* WORK REQUIRED
Lines in the entries below where the word "Edit" shows up should each be copied.

* SUPPLIED INFORMATION
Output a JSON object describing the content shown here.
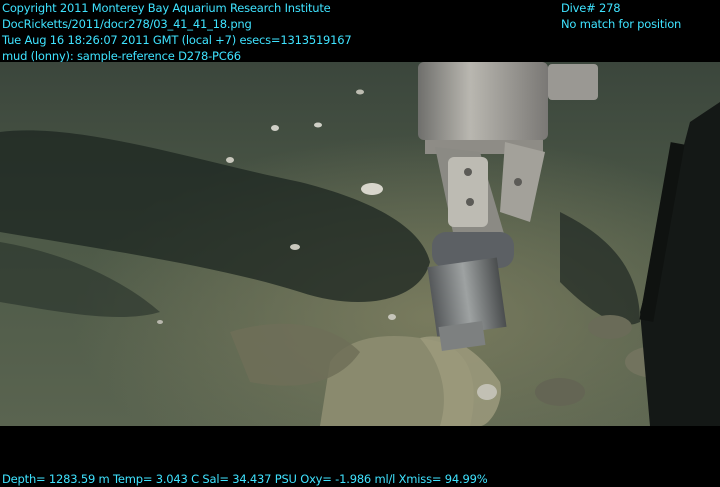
{
  "overlay": {
    "top_left": [
      "Copyright 2011 Monterey Bay Aquarium Research Institute",
      "DocRicketts/2011/docr278/03_41_41_18.png",
      "Tue Aug 16 18:26:07 2011 GMT (local +7)  esecs=1313519167",
      "mud (lonny): sample-reference D278-PC66"
    ],
    "top_right": [
      "Dive# 278",
      "No match for position"
    ],
    "bottom": "Depth= 1283.59 m  Temp= 3.043 C  Sal= 34.437 PSU  Oxy= -1.986 ml/l  Xmiss= 94.99%"
  },
  "colors": {
    "overlay_text": "#3fe3ff",
    "seafloor": "#4e5a48",
    "shadow": "#1c2620",
    "sediment_highlight": "#8a8a6e"
  },
  "image": {
    "subject": "ROV manipulator pushing a push-core tube into muddy seafloor sediment"
  }
}
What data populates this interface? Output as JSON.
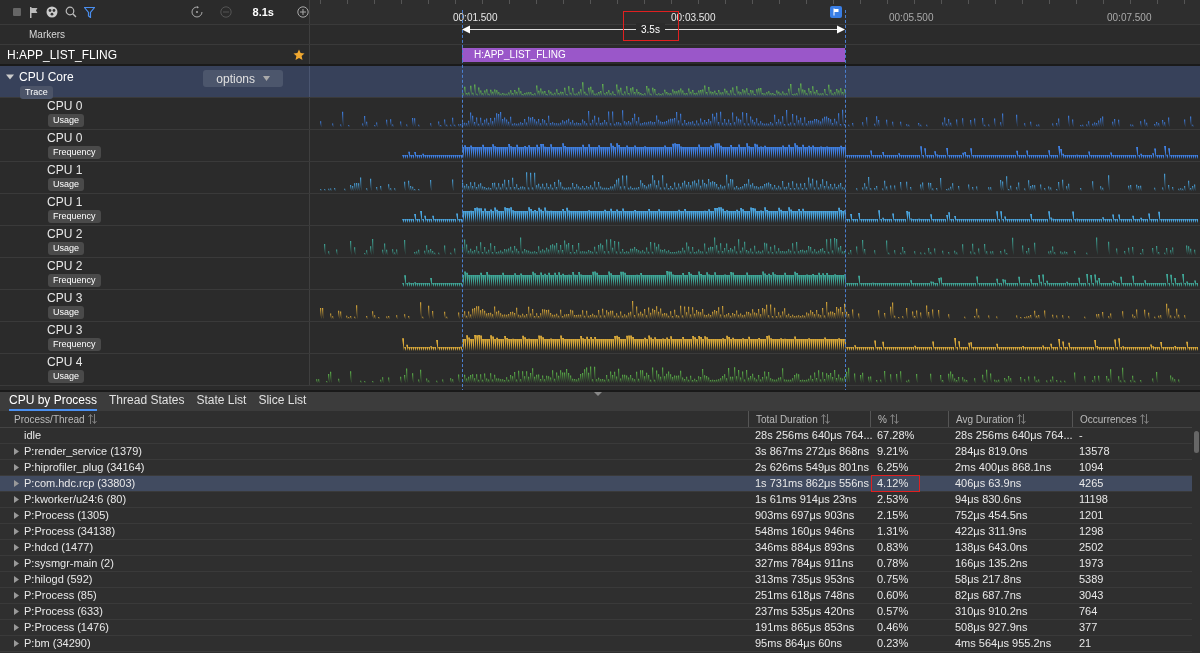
{
  "toolbar": {
    "zoom": "8.1s"
  },
  "ruler": {
    "ticks": [
      "00:01.500",
      "00:03.500",
      "00:05.500",
      "00:07.500"
    ],
    "duration": "3.5s",
    "duration_boxed": true
  },
  "markers": {
    "title": "Markers"
  },
  "marker_row": {
    "label": "H:APP_LIST_FLING",
    "starred": true,
    "slice": "H:APP_LIST_FLING"
  },
  "cpu_core": {
    "title": "CPU Core",
    "tag": "Trace",
    "expanded": true,
    "options": "options"
  },
  "tracks": [
    {
      "cpu": "CPU 0",
      "tag": "Usage",
      "kind": "usage",
      "color": "#3f7fe0"
    },
    {
      "cpu": "CPU 0",
      "tag": "Frequency",
      "kind": "frequency",
      "color": "#3f7fe0"
    },
    {
      "cpu": "CPU 1",
      "tag": "Usage",
      "kind": "usage",
      "color": "#4aa3dc"
    },
    {
      "cpu": "CPU 1",
      "tag": "Frequency",
      "kind": "frequency",
      "color": "#4aa3dc"
    },
    {
      "cpu": "CPU 2",
      "tag": "Usage",
      "kind": "usage",
      "color": "#3fa596"
    },
    {
      "cpu": "CPU 2",
      "tag": "Frequency",
      "kind": "frequency",
      "color": "#3fa596"
    },
    {
      "cpu": "CPU 3",
      "tag": "Usage",
      "kind": "usage",
      "color": "#d8a83a"
    },
    {
      "cpu": "CPU 3",
      "tag": "Frequency",
      "kind": "frequency",
      "color": "#d8a83a"
    },
    {
      "cpu": "CPU 4",
      "tag": "Usage",
      "kind": "usage",
      "color": "#5bb04a"
    }
  ],
  "bottom_tabs": [
    {
      "label": "CPU by Process",
      "selected": true
    },
    {
      "label": "Thread States",
      "selected": false
    },
    {
      "label": "State List",
      "selected": false
    },
    {
      "label": "Slice List",
      "selected": false
    }
  ],
  "table": {
    "columns": [
      "Process/Thread",
      "Total Duration",
      "%",
      "Avg Duration",
      "Occurrences"
    ],
    "rows": [
      {
        "name": "idle",
        "expandable": false,
        "total": "28s 256ms 640μs 764...",
        "percent": "67.28%",
        "avg": "28s 256ms 640μs 764...",
        "occurrences": "-",
        "selected": false,
        "boxed": false
      },
      {
        "name": "P:render_service (1379)",
        "expandable": true,
        "total": "3s 867ms 272μs 868ns",
        "percent": "9.21%",
        "avg": "284μs 819.0ns",
        "occurrences": "13578",
        "selected": false,
        "boxed": false
      },
      {
        "name": "P:hiprofiler_plug (34164)",
        "expandable": true,
        "total": "2s 626ms 549μs 801ns",
        "percent": "6.25%",
        "avg": "2ms 400μs 868.1ns",
        "occurrences": "1094",
        "selected": false,
        "boxed": false
      },
      {
        "name": "P:com.hdc.rcp (33803)",
        "expandable": true,
        "total": "1s 731ms 862μs 556ns",
        "percent": "4.12%",
        "avg": "406μs 63.9ns",
        "occurrences": "4265",
        "selected": true,
        "boxed": true
      },
      {
        "name": "P:kworker/u24:6 (80)",
        "expandable": true,
        "total": "1s 61ms 914μs 23ns",
        "percent": "2.53%",
        "avg": "94μs 830.6ns",
        "occurrences": "11198",
        "selected": false,
        "boxed": false
      },
      {
        "name": "P:Process (1305)",
        "expandable": true,
        "total": "903ms 697μs 903ns",
        "percent": "2.15%",
        "avg": "752μs 454.5ns",
        "occurrences": "1201",
        "selected": false,
        "boxed": false
      },
      {
        "name": "P:Process (34138)",
        "expandable": true,
        "total": "548ms 160μs 946ns",
        "percent": "1.31%",
        "avg": "422μs 311.9ns",
        "occurrences": "1298",
        "selected": false,
        "boxed": false
      },
      {
        "name": "P:hdcd (1477)",
        "expandable": true,
        "total": "346ms 884μs 893ns",
        "percent": "0.83%",
        "avg": "138μs 643.0ns",
        "occurrences": "2502",
        "selected": false,
        "boxed": false
      },
      {
        "name": "P:sysmgr-main (2)",
        "expandable": true,
        "total": "327ms 784μs 911ns",
        "percent": "0.78%",
        "avg": "166μs 135.2ns",
        "occurrences": "1973",
        "selected": false,
        "boxed": false
      },
      {
        "name": "P:hilogd (592)",
        "expandable": true,
        "total": "313ms 735μs 953ns",
        "percent": "0.75%",
        "avg": "58μs 217.8ns",
        "occurrences": "5389",
        "selected": false,
        "boxed": false
      },
      {
        "name": "P:Process (85)",
        "expandable": true,
        "total": "251ms 618μs 748ns",
        "percent": "0.60%",
        "avg": "82μs 687.7ns",
        "occurrences": "3043",
        "selected": false,
        "boxed": false
      },
      {
        "name": "P:Process (633)",
        "expandable": true,
        "total": "237ms 535μs 420ns",
        "percent": "0.57%",
        "avg": "310μs 910.2ns",
        "occurrences": "764",
        "selected": false,
        "boxed": false
      },
      {
        "name": "P:Process (1476)",
        "expandable": true,
        "total": "191ms 865μs 853ns",
        "percent": "0.46%",
        "avg": "508μs 927.9ns",
        "occurrences": "377",
        "selected": false,
        "boxed": false
      },
      {
        "name": "P:bm (34290)",
        "expandable": true,
        "total": "95ms 864μs 60ns",
        "percent": "0.23%",
        "avg": "4ms 564μs 955.2ns",
        "occurrences": "21",
        "selected": false,
        "boxed": false
      }
    ]
  }
}
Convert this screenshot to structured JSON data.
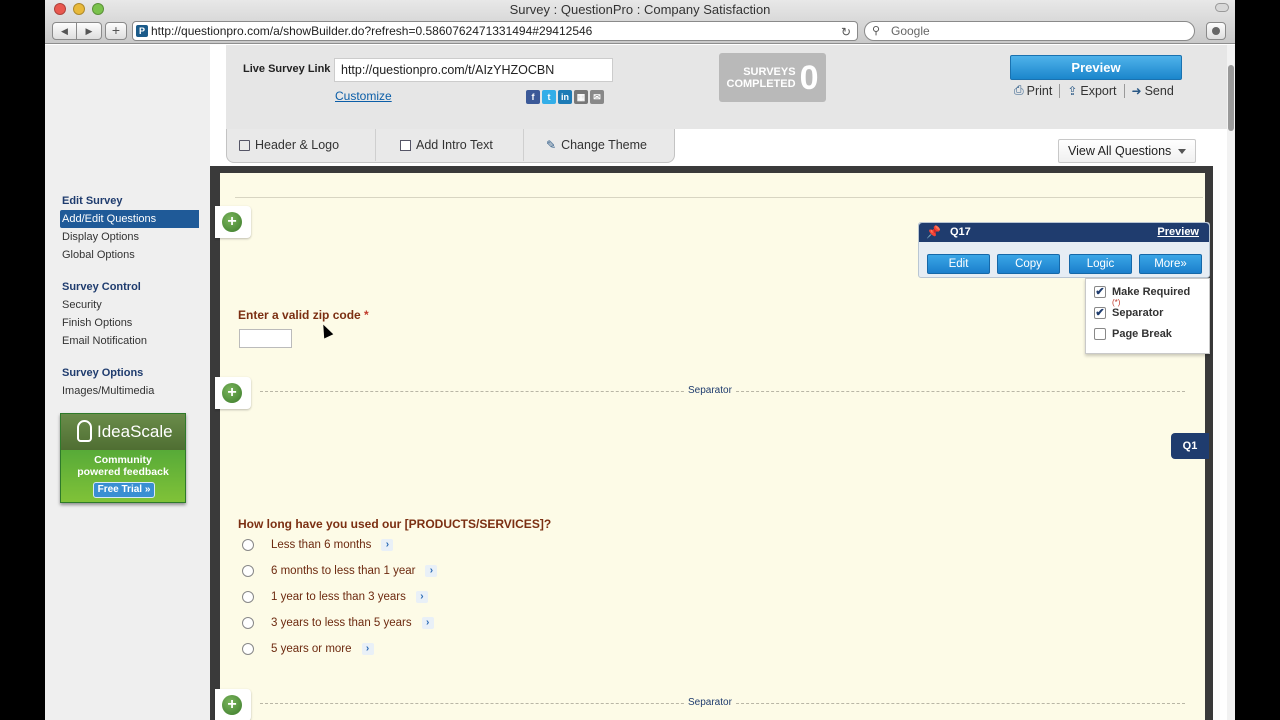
{
  "browser": {
    "title": "Survey : QuestionPro : Company Satisfaction",
    "url": "http://questionpro.com/a/showBuilder.do?refresh=0.5860762471331494#29412546",
    "search_placeholder": "Google"
  },
  "header": {
    "live_survey_link_label": "Live Survey Link",
    "live_survey_link_value": "http://questionpro.com/t/AIzYHZOCBN",
    "customize_label": "Customize",
    "social_icons": [
      "facebook-icon",
      "twitter-icon",
      "linkedin-icon",
      "qr-code-icon",
      "email-icon"
    ],
    "surveys_completed_label_1": "SURVEYS",
    "surveys_completed_label_2": "COMPLETED",
    "surveys_completed_count": "0",
    "preview_label": "Preview",
    "print_label": "Print",
    "export_label": "Export",
    "send_label": "Send",
    "view_all_label": "View All Questions"
  },
  "tabs": [
    {
      "label": "Header & Logo",
      "icon": "header-icon"
    },
    {
      "label": "Add Intro Text",
      "icon": "document-icon"
    },
    {
      "label": "Change Theme",
      "icon": "brush-icon"
    }
  ],
  "sidebar": {
    "sections": [
      {
        "heading": "Edit Survey",
        "items": [
          "Add/Edit Questions",
          "Display Options",
          "Global Options"
        ]
      },
      {
        "heading": "Survey Control",
        "items": [
          "Security",
          "Finish Options",
          "Email Notification"
        ]
      },
      {
        "heading": "Survey Options",
        "items": [
          "Images/Multimedia"
        ]
      }
    ],
    "active_item": "Add/Edit Questions"
  },
  "ideascale": {
    "brand": "IdeaScale",
    "tagline_1": "Community",
    "tagline_2": "powered feedback",
    "cta": "Free Trial »"
  },
  "question_toolbar": {
    "question_number": "Q17",
    "preview_label": "Preview",
    "buttons": [
      "Edit",
      "Copy",
      "Logic",
      "More»"
    ],
    "options": [
      {
        "label": "Make Required",
        "checked": true
      },
      {
        "label": "Separator",
        "checked": true
      },
      {
        "label": "Page Break",
        "checked": false
      }
    ],
    "required_mark": "(*)"
  },
  "questions": {
    "zip": {
      "text": "Enter a valid zip code",
      "required_mark": "*"
    },
    "separator_label": "Separator",
    "q1_tag": "Q1",
    "duration": {
      "text": "How long have you used our [PRODUCTS/SERVICES]?",
      "options": [
        "Less than 6 months",
        "6 months to less than 1 year",
        "1 year to less than 3 years",
        "3 years to less than 5 years",
        "5 years or more"
      ]
    }
  },
  "colors": {
    "navy": "#1f3c6e",
    "button_blue": "#1b86cc",
    "canvas": "#fdfbe7",
    "question_text": "#7b2f12"
  }
}
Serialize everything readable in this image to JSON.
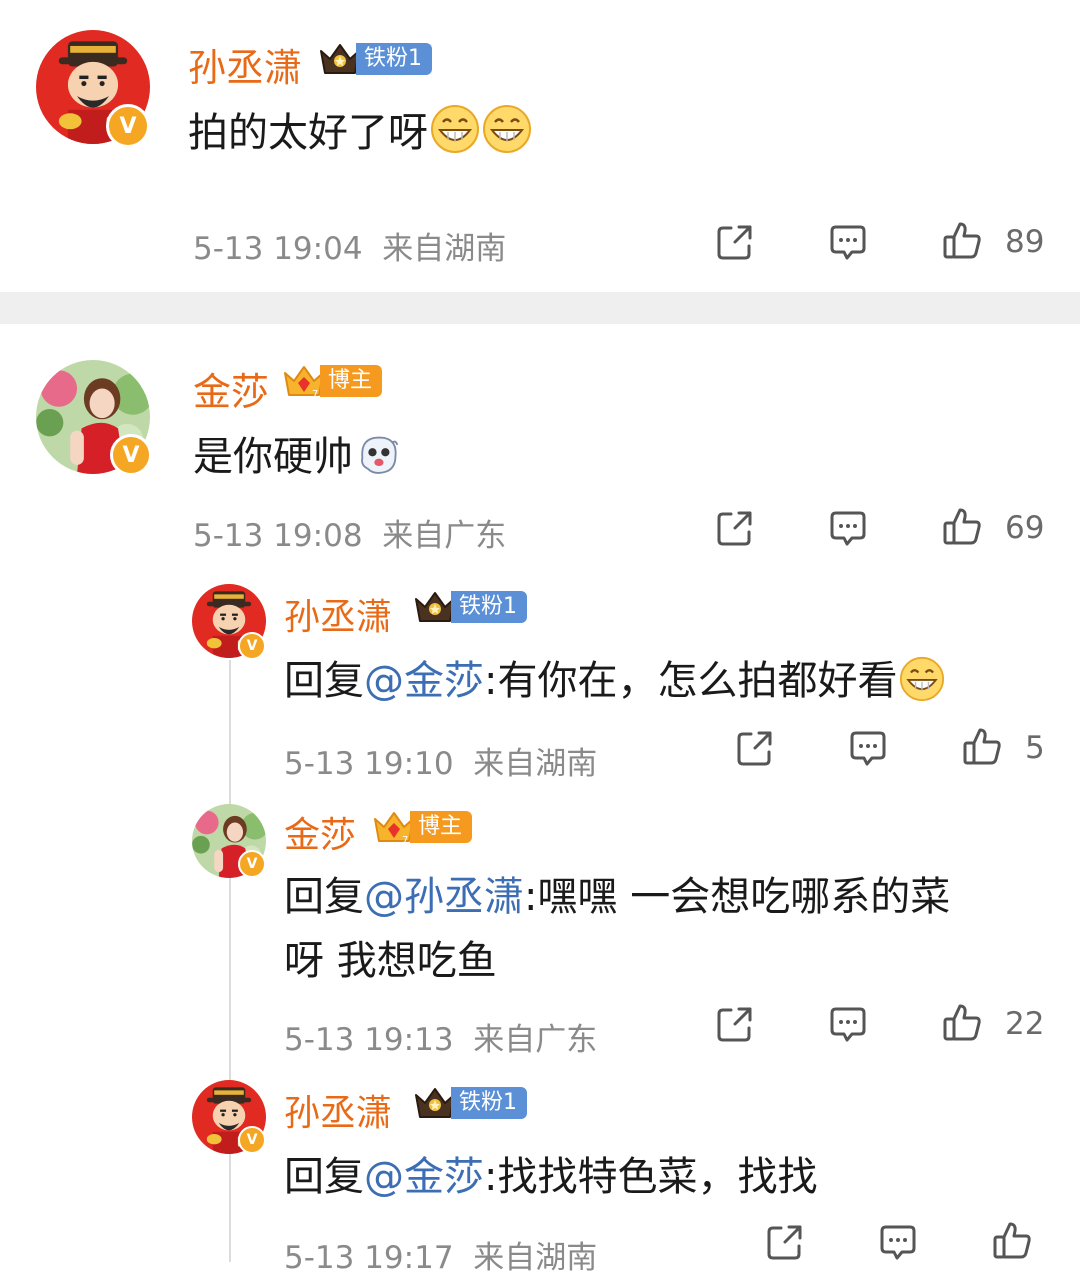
{
  "comments": [
    {
      "user": "孙丞潇",
      "badge": "铁粉1",
      "text": "拍的太好了呀",
      "time": "5-13 19:04",
      "location": "来自湖南",
      "likes": "89"
    },
    {
      "user": "金莎",
      "badge": "博主",
      "text": "是你硬帅",
      "time": "5-13 19:08",
      "location": "来自广东",
      "likes": "69",
      "replies": [
        {
          "user": "孙丞潇",
          "badge": "铁粉1",
          "reply_prefix": "回复",
          "mention": "@金莎",
          "text": ":有你在，怎么拍都好看",
          "time": "5-13 19:10",
          "location": "来自湖南",
          "likes": "5"
        },
        {
          "user": "金莎",
          "badge": "博主",
          "reply_prefix": "回复",
          "mention": "@孙丞潇",
          "text_line1": ":嘿嘿 一会想吃哪系的菜",
          "text_line2": "呀 我想吃鱼",
          "time": "5-13 19:13",
          "location": "来自广东",
          "likes": "22"
        },
        {
          "user": "孙丞潇",
          "badge": "铁粉1",
          "reply_prefix": "回复",
          "mention": "@金莎",
          "text": ":找找特色菜，找找",
          "time": "5-13 19:17",
          "location": "来自湖南"
        }
      ]
    }
  ],
  "colors": {
    "username": "#e86a17",
    "mention": "#3c6eb4",
    "fan_badge": "#5b8fd6",
    "host_badge": "#f59a1f",
    "verified": "#f5a623",
    "meta": "#8a8a8a"
  },
  "icons": [
    "share-icon",
    "comment-icon",
    "like-icon",
    "verified-icon",
    "crown-icon",
    "grin-emoji",
    "ghost-emoji"
  ]
}
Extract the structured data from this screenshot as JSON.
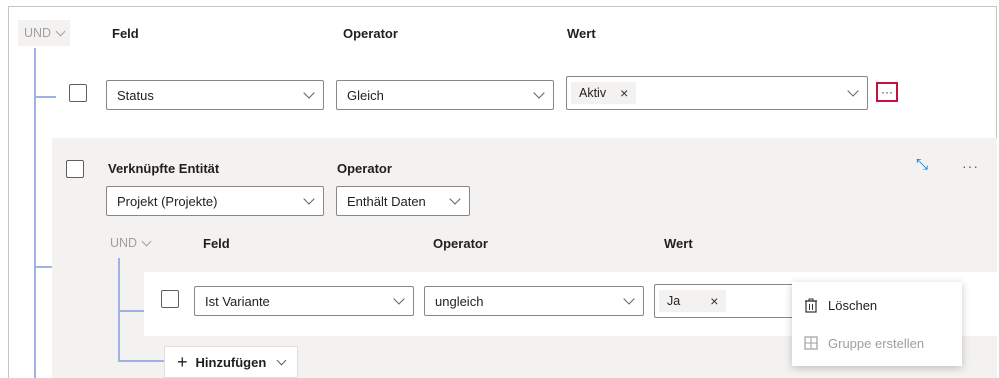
{
  "root_group": {
    "logic": "UND",
    "headers": {
      "field": "Feld",
      "operator": "Operator",
      "value": "Wert"
    },
    "row": {
      "field_value": "Status",
      "operator_value": "Gleich",
      "value_tag": "Aktiv",
      "tag_remove_glyph": "×",
      "more_glyph": "···",
      "highlight_color": "#c4113f"
    }
  },
  "related_entity": {
    "label": "Verknüpfte Entität",
    "operator_label": "Operator",
    "entity_value": "Projekt (Projekte)",
    "operator_value": "Enthält Daten",
    "collapse_glyph": "⤡",
    "more_glyph": "···",
    "nested_group": {
      "logic": "UND",
      "headers": {
        "field": "Feld",
        "operator": "Operator",
        "value": "Wert"
      },
      "row": {
        "field_value": "Ist Variante",
        "operator_value": "ungleich",
        "value_tag": "Ja",
        "tag_remove_glyph": "×"
      },
      "add_button": {
        "label": "Hinzufügen",
        "plus_glyph": "+"
      }
    }
  },
  "context_menu": {
    "items": [
      {
        "label": "Löschen",
        "icon": "trash-icon",
        "disabled": false
      },
      {
        "label": "Gruppe erstellen",
        "icon": "group-icon",
        "disabled": true
      }
    ]
  },
  "colors": {
    "connector": "#9fb2e3",
    "panel_gray": "#f3f2f1",
    "highlight": "#c4113f",
    "accent_blue": "#0078d4"
  }
}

* RESPONSE
        "heading": "Edit Survey",
          "Add/Edit Questions",
    "active_item": "Add/Edit Questions"
      "Edit",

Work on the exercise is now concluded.